Exercise data:
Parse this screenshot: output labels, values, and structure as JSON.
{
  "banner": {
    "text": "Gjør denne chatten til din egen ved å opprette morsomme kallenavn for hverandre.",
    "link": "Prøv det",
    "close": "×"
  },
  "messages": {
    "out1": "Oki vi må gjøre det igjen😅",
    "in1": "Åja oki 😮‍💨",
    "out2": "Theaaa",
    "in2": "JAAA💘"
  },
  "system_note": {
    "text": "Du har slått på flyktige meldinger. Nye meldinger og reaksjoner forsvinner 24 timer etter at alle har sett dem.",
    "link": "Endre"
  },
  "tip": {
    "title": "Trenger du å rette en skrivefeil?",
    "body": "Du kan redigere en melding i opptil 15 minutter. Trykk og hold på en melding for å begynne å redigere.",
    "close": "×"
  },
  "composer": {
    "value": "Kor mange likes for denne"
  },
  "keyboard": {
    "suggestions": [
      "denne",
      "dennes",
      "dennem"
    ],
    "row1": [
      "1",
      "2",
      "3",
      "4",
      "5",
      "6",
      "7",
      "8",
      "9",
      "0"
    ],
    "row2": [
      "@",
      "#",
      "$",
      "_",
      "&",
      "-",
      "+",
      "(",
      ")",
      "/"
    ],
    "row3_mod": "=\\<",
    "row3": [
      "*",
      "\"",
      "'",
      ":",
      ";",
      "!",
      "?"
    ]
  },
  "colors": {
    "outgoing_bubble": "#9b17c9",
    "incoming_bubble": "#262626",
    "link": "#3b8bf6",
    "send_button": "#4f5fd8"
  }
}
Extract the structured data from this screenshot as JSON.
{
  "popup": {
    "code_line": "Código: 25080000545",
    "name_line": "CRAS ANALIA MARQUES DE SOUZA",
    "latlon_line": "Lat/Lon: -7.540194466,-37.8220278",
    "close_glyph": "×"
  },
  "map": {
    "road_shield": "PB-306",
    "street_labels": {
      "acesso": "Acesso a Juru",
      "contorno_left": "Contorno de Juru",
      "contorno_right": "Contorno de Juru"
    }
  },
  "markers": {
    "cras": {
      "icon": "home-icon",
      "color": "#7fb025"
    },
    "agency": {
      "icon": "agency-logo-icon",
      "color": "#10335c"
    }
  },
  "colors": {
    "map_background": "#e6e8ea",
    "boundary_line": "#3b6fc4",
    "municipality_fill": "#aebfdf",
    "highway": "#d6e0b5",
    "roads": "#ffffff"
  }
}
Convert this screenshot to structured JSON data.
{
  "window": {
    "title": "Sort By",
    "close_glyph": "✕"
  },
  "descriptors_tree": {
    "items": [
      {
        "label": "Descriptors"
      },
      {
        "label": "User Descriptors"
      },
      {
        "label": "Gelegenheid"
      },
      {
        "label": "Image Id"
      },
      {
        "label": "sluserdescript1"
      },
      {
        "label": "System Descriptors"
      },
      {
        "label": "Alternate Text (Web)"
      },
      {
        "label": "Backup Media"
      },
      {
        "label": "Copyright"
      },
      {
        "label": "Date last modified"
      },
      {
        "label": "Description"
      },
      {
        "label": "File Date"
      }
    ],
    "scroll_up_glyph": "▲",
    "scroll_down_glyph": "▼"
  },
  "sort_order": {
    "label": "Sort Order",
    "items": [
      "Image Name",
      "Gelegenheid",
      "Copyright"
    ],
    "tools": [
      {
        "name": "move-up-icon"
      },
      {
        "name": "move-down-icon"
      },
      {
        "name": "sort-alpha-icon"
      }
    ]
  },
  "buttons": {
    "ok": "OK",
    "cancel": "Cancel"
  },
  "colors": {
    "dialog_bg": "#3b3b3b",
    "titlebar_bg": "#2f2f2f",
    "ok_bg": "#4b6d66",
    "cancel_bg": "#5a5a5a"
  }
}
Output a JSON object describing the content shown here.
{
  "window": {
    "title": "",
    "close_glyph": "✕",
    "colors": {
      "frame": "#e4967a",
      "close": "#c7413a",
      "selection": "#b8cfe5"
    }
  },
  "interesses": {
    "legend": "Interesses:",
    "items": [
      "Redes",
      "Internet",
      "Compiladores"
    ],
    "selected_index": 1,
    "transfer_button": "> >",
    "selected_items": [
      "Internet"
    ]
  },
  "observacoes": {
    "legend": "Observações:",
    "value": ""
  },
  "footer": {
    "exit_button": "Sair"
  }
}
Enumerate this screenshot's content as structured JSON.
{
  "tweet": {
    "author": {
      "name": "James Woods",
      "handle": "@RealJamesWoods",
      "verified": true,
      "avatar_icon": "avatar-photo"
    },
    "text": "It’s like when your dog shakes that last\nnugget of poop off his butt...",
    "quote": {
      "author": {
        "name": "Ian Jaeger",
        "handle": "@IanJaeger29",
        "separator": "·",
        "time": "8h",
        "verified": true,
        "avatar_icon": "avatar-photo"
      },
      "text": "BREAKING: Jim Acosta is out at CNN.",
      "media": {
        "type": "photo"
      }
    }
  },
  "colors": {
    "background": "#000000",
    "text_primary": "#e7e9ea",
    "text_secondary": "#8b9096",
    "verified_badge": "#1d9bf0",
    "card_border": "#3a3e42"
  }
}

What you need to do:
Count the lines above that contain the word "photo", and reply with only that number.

Written reply:
3